Everything was finally happening, until it wasn’t. A September/October US tour supporting Slipknot and System Of A Down was cut short for Rammstein, due to inter-personal tensions compounded by the 9/11 terror attacks. Richard Kruspe, the band’s guitarist, actually saw the second plane hit. Flake packed his bags and headed home mid-tour. “We totally slipped into this wave of hysteria, and I found the frenzied atmosphere very frightening,” he said in 2015’s Rammstein In Amerika documentary.
They didn’t return to North America for nine years, and in that time, their legend grew there as it did around the globe. Because Rammstein are the only band to have ever done this – to make a success of uncompromising, industrial, German metal filtered through a transgressive, performance art lens.

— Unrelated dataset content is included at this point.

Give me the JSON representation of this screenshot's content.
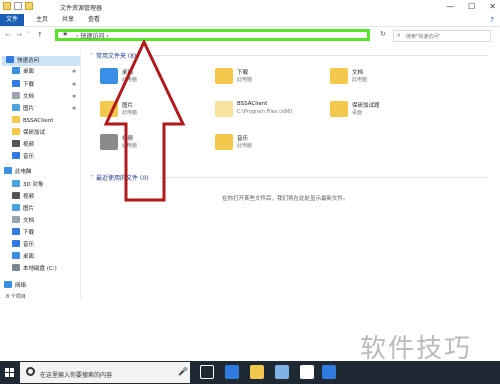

It’s best suited for Berlin bondage dungeons, not Olympic stadiums. So why were they playing Feuer Frei! in the opening scenes of blockbuster movies like xXx, warming audiences up for two hours of shit-housery with Vin Diesel?
“As far as Mutter goes, it is sloganeering done to fucking perfection – every chorus is literally, like, a line,” says Winston. “Everything about it is made to get into your brain, and it’s pounded in there by riffs that are fucking relentless. There’s always a lot of tongue in cheek with whatever Rammstein do, of course there fucking is, but this is the one where the seriousness of the art can’t be fucked with. That, accompanied by dudes shitting flames out of their faces.”
In 2021, it’s still watertight. Peter Tägtgren, the producer who’s worked with everyone from Immortal to Amon Amarth, Children Of Bodom and Till Lindemann himself, cites the record as a lesson in how the genre should sound. The singles are regular rock club staples, and still occupy a sizeable chunk of the setlist whenever Rammstein drag their macabre monolith of a show on the road. It’s endlessly replayable: the jewel in the band’s kinky crown.
Thorsten puts their success down to camaraderie. “They stayed together like a family,” he concludes. “Like best friends. Nobody from the outside can bring anything between them – they do everything by their own rules. They’re doing these super-huge pyros you never thought of in a stadium, artwork you never thought possible, lyrics people would go to jail for – you know what I mean? They try everything. No borders.”
Published in Metal Hammer #347